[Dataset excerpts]
☆ ☆ ☆ ☆ ☆ ☆ ☆
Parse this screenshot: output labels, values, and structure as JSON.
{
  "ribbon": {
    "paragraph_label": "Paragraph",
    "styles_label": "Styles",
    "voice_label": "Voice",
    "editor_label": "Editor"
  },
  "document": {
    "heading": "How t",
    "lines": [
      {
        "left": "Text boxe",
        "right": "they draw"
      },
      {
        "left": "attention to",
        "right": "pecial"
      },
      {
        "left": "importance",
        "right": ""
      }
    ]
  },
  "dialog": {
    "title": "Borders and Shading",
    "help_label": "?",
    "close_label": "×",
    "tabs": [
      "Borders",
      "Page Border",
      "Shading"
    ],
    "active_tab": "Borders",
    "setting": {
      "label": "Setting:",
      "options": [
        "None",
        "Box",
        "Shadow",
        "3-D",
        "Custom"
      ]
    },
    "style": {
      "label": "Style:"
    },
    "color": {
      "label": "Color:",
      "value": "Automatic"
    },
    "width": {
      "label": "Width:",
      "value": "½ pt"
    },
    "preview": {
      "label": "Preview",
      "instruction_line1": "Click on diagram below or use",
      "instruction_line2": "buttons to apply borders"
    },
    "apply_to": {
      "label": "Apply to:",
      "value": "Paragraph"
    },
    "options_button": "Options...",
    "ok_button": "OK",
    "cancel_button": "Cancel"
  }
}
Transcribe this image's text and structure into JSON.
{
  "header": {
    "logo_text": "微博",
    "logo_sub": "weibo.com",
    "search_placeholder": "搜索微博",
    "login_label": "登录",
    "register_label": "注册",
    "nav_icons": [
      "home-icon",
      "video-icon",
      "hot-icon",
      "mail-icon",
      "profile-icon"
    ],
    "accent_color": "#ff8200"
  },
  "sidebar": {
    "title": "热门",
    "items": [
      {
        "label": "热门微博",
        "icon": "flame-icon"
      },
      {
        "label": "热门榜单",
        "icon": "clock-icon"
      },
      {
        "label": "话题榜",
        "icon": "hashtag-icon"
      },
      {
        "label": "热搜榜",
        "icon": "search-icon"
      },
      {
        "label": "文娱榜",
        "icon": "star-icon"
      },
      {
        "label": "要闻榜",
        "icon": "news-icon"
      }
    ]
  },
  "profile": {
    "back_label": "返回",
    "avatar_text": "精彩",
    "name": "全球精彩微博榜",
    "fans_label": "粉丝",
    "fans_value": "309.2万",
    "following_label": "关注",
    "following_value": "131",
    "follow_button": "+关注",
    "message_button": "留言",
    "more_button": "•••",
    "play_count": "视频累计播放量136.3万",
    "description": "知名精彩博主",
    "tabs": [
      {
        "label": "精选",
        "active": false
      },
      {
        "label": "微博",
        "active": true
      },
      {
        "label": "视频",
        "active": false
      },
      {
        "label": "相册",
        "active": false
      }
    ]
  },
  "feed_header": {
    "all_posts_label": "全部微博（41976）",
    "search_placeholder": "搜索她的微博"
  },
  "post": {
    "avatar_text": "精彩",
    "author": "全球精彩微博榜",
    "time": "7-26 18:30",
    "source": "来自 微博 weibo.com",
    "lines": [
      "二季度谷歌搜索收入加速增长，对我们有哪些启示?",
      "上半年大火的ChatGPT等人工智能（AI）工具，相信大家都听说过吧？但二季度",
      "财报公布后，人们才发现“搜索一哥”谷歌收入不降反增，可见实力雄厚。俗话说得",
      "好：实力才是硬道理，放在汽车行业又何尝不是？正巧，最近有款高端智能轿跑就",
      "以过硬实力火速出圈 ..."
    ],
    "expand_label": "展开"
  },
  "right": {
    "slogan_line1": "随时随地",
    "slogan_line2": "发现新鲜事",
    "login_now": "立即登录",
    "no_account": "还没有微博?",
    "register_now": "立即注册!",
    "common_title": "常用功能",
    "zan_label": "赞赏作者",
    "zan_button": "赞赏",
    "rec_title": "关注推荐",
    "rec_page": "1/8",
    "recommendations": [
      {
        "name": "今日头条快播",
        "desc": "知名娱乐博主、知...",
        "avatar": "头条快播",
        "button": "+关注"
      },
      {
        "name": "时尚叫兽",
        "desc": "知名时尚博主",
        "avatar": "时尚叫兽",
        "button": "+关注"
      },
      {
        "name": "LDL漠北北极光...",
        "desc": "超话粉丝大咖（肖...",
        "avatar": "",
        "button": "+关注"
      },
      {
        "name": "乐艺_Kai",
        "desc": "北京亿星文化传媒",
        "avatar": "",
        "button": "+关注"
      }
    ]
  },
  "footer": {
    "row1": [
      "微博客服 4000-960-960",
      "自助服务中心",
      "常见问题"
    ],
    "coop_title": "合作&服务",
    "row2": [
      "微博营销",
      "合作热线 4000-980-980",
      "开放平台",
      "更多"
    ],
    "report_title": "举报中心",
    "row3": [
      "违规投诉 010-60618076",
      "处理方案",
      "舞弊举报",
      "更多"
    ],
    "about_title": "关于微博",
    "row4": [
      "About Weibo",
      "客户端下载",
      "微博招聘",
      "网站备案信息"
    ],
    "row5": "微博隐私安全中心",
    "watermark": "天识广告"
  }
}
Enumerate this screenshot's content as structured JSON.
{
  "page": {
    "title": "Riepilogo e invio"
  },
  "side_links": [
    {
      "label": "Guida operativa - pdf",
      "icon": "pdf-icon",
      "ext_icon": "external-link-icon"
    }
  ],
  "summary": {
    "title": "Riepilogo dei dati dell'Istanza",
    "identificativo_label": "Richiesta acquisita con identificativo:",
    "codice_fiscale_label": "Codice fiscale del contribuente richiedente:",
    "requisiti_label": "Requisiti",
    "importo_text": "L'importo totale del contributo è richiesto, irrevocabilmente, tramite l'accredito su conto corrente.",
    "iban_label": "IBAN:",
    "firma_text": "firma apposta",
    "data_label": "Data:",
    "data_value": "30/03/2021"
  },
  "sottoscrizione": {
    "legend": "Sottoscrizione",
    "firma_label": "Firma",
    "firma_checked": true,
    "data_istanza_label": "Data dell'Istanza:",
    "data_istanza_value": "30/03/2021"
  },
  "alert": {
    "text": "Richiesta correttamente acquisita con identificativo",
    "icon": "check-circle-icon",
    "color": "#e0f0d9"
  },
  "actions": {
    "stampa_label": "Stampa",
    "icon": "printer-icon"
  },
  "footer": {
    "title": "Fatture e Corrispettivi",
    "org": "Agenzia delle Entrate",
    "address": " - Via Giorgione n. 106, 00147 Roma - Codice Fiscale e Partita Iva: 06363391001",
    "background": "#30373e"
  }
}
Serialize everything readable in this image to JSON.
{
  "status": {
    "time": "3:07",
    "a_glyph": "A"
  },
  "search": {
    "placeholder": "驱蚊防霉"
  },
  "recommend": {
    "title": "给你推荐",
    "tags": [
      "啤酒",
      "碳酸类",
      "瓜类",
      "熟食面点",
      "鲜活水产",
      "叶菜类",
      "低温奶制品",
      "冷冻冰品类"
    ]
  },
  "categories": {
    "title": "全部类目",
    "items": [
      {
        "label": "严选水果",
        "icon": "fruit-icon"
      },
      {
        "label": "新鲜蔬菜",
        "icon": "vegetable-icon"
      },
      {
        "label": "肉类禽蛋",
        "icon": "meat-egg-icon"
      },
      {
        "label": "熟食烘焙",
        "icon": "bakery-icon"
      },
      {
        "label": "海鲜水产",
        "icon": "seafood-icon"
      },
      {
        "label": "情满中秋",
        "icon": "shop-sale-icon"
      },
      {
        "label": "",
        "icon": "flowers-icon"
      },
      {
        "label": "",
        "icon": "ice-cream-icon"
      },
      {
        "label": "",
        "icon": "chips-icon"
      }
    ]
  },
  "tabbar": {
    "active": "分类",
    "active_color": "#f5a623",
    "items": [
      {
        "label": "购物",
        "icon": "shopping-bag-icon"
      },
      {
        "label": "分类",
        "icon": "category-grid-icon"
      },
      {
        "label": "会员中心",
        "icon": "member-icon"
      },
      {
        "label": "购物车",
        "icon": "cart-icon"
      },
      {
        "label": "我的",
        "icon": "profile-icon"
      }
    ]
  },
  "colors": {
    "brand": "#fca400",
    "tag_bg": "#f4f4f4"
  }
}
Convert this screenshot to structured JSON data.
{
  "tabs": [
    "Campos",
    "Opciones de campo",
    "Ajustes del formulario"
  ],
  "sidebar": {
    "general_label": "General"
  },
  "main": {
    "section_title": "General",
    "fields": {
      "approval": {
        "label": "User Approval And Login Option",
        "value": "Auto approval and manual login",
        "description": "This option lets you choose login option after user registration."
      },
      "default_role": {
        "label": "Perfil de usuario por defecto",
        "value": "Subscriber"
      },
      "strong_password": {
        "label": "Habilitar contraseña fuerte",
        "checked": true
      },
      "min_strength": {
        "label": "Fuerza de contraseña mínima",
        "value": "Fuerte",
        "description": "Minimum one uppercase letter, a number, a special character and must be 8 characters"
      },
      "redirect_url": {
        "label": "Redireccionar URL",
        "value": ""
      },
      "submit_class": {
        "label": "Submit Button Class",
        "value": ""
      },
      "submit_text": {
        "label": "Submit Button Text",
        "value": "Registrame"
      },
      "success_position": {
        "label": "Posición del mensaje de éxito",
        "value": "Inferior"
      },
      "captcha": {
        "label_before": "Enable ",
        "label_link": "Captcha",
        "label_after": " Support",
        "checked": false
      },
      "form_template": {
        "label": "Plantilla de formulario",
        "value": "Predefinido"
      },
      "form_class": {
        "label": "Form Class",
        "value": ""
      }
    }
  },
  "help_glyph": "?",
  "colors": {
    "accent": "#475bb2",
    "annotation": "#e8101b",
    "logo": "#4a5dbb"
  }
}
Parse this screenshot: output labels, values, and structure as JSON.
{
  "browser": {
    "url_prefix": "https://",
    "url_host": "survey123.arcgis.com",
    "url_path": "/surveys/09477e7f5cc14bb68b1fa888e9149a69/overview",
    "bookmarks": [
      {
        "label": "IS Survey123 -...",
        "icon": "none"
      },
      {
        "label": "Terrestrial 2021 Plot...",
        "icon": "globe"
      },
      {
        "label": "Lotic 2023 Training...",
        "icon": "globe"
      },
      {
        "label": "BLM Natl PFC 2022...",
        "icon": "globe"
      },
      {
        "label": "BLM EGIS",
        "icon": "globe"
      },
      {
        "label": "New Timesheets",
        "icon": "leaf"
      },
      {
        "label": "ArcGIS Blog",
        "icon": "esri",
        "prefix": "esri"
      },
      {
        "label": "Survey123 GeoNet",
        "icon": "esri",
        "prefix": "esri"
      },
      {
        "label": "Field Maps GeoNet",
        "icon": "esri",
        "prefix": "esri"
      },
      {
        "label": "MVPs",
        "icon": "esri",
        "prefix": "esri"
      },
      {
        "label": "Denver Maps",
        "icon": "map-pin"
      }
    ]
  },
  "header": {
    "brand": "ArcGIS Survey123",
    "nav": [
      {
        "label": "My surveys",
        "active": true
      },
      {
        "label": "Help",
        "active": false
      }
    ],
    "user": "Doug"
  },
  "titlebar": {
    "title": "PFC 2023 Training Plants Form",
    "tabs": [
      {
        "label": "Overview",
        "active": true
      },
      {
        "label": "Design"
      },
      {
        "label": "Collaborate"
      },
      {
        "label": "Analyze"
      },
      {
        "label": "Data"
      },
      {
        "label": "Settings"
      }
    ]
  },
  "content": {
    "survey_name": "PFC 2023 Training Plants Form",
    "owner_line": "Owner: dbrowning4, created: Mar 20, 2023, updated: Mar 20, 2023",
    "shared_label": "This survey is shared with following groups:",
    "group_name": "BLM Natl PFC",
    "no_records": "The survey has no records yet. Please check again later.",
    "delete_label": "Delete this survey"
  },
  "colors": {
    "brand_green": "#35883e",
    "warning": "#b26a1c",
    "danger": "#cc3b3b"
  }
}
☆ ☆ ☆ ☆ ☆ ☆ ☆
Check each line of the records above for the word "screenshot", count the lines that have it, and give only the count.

### RESPONSE AREA
4